> [Problem statement]:
What you return must match the records below exactly, down to each character.

> [Extracted material]:
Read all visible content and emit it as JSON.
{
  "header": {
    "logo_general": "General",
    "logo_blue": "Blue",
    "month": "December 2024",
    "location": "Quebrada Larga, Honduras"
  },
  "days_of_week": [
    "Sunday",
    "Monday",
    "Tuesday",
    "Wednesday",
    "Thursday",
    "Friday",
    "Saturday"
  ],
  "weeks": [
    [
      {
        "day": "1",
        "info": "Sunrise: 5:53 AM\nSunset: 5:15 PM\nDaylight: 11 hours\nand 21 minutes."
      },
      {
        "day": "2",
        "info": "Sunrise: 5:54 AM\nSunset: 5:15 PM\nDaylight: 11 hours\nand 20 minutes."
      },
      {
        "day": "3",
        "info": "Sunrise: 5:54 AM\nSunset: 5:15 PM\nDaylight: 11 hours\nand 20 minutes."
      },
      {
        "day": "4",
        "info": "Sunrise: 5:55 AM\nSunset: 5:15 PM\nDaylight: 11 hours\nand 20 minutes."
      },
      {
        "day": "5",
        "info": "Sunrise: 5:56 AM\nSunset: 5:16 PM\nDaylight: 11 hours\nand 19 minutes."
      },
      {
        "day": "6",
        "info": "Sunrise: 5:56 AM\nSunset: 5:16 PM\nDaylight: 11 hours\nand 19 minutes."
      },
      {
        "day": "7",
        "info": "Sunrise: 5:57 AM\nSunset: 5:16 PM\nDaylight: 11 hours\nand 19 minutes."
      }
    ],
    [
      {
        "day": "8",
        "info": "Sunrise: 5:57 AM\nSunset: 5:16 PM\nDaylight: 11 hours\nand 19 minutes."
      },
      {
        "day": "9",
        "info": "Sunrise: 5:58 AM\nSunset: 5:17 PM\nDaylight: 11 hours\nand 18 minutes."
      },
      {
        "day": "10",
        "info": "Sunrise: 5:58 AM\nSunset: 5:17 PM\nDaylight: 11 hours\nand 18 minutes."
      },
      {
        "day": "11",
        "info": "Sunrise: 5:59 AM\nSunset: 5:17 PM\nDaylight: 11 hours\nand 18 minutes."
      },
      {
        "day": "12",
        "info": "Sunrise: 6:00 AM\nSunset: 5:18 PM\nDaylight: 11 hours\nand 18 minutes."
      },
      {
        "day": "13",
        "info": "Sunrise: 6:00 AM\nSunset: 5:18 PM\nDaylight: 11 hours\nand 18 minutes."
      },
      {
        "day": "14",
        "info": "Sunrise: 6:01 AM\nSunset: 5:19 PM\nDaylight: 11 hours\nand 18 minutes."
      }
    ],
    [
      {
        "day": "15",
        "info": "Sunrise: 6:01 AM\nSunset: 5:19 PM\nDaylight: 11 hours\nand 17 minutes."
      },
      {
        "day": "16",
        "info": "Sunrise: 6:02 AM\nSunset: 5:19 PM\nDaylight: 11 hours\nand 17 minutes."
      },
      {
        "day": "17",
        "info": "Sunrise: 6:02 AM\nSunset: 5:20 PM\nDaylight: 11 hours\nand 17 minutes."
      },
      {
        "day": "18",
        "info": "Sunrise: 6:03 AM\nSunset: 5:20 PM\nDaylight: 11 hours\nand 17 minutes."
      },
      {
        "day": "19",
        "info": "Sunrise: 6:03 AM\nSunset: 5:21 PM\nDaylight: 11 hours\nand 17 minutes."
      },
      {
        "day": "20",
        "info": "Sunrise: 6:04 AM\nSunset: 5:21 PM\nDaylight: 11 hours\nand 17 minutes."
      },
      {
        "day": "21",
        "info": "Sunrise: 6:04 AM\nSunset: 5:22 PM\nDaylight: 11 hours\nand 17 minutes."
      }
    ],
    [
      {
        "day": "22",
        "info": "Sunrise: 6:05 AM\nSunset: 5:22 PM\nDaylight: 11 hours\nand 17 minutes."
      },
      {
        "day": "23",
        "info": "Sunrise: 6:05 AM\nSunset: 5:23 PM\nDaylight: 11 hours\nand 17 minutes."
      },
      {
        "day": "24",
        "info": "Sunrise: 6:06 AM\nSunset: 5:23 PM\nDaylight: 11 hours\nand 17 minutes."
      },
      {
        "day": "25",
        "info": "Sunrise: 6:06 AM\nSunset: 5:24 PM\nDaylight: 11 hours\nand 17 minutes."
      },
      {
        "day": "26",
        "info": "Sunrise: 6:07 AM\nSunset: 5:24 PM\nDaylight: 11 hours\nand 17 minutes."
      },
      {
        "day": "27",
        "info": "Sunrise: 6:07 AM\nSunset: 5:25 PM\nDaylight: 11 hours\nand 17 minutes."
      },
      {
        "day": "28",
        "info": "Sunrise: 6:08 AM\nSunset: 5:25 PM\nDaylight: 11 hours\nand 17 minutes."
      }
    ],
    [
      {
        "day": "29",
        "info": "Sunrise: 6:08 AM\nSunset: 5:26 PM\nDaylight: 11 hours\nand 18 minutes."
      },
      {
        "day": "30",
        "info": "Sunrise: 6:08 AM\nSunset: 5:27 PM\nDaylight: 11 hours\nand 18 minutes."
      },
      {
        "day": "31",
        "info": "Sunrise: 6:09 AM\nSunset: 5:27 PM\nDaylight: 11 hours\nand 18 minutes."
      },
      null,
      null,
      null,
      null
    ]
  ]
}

> [Written response]:
Read all visible content and emit it as JSON.
{
  "header": {
    "logo_general": "General",
    "logo_blue": "Blue",
    "month": "December 2024",
    "location": "Quebrada Larga, Honduras"
  },
  "days_of_week": [
    "Sunday",
    "Monday",
    "Tuesday",
    "Wednesday",
    "Thursday",
    "Friday",
    "Saturday"
  ],
  "weeks": [
    [
      {
        "day": "1",
        "info": "Sunrise: 5:53 AM\nSunset: 5:15 PM\nDaylight: 11 hours\nand 21 minutes."
      },
      {
        "day": "2",
        "info": "Sunrise: 5:54 AM\nSunset: 5:15 PM\nDaylight: 11 hours\nand 20 minutes."
      },
      {
        "day": "3",
        "info": "Sunrise: 5:54 AM\nSunset: 5:15 PM\nDaylight: 11 hours\nand 20 minutes."
      },
      {
        "day": "4",
        "info": "Sunrise: 5:55 AM\nSunset: 5:15 PM\nDaylight: 11 hours\nand 20 minutes."
      },
      {
        "day": "5",
        "info": "Sunrise: 5:56 AM\nSunset: 5:16 PM\nDaylight: 11 hours\nand 19 minutes."
      },
      {
        "day": "6",
        "info": "Sunrise: 5:56 AM\nSunset: 5:16 PM\nDaylight: 11 hours\nand 19 minutes."
      },
      {
        "day": "7",
        "info": "Sunrise: 5:57 AM\nSunset: 5:16 PM\nDaylight: 11 hours\nand 19 minutes."
      }
    ],
    [
      {
        "day": "8",
        "info": "Sunrise: 5:57 AM\nSunset: 5:16 PM\nDaylight: 11 hours\nand 19 minutes."
      },
      {
        "day": "9",
        "info": "Sunrise: 5:58 AM\nSunset: 5:17 PM\nDaylight: 11 hours\nand 18 minutes."
      },
      {
        "day": "10",
        "info": "Sunrise: 5:58 AM\nSunset: 5:17 PM\nDaylight: 11 hours\nand 18 minutes."
      },
      {
        "day": "11",
        "info": "Sunrise: 5:59 AM\nSunset: 5:17 PM\nDaylight: 11 hours\nand 18 minutes."
      },
      {
        "day": "12",
        "info": "Sunrise: 6:00 AM\nSunset: 5:18 PM\nDaylight: 11 hours\nand 18 minutes."
      },
      {
        "day": "13",
        "info": "Sunrise: 6:00 AM\nSunset: 5:18 PM\nDaylight: 11 hours\nand 18 minutes."
      },
      {
        "day": "14",
        "info": "Sunrise: 6:01 AM\nSunset: 5:19 PM\nDaylight: 11 hours\nand 18 minutes."
      }
    ],
    [
      {
        "day": "15",
        "info": "Sunrise: 6:01 AM\nSunset: 5:19 PM\nDaylight: 11 hours\nand 17 minutes."
      },
      {
        "day": "16",
        "info": "Sunrise: 6:02 AM\nSunset: 5:19 PM\nDaylight: 11 hours\nand 17 minutes."
      },
      {
        "day": "17",
        "info": "Sunrise: 6:02 AM\nSunset: 5:20 PM\nDaylight: 11 hours\nand 17 minutes."
      },
      {
        "day": "18",
        "info": "Sunrise: 6:03 AM\nSunset: 5:20 PM\nDaylight: 11 hours\nand 17 minutes."
      },
      {
        "day": "19",
        "info": "Sunrise: 6:03 AM\nSunset: 5:21 PM\nDaylight: 11 hours\nand 17 minutes."
      },
      {
        "day": "20",
        "info": "Sunrise: 6:04 AM\nSunset: 5:21 PM\nDaylight: 11 hours\nand 17 minutes."
      },
      {
        "day": "21",
        "info": "Sunrise: 6:04 AM\nSunset: 5:22 PM\nDaylight: 11 hours\nand 17 minutes."
      }
    ],
    [
      {
        "day": "22",
        "info": "Sunrise: 6:05 AM\nSunset: 5:22 PM\nDaylight: 11 hours\nand 17 minutes."
      },
      {
        "day": "23",
        "info": "Sunrise: 6:05 AM\nSunset: 5:23 PM\nDaylight: 11 hours\nand 17 minutes."
      },
      {
        "day": "24",
        "info": "Sunrise: 6:06 AM\nSunset: 5:23 PM\nDaylight: 11 hours\nand 17 minutes."
      },
      {
        "day": "25",
        "info": "Sunrise: 6:06 AM\nSunset: 5:24 PM\nDaylight: 11 hours\nand 17 minutes."
      },
      {
        "day": "26",
        "info": "Sunrise: 6:07 AM\nSunset: 5:24 PM\nDaylight: 11 hours\nand 17 minutes."
      },
      {
        "day": "27",
        "info": "Sunrise: 6:07 AM\nSunset: 5:25 PM\nDaylight: 11 hours\nand 17 minutes."
      },
      {
        "day": "28",
        "info": "Sunrise: 6:08 AM\nSunset: 5:25 PM\nDaylight: 11 hours\nand 17 minutes."
      }
    ],
    [
      {
        "day": "29",
        "info": "Sunrise: 6:08 AM\nSunset: 5:26 PM\nDaylight: 11 hours\nand 18 minutes."
      },
      {
        "day": "30",
        "info": "Sunrise: 6:08 AM\nSunset: 5:27 PM\nDaylight: 11 hours\nand 18 minutes."
      },
      {
        "day": "31",
        "info": "Sunrise: 6:09 AM\nSunset: 5:27 PM\nDaylight: 11 hours\nand 18 minutes."
      },
      null,
      null,
      null,
      null
    ]
  ]
}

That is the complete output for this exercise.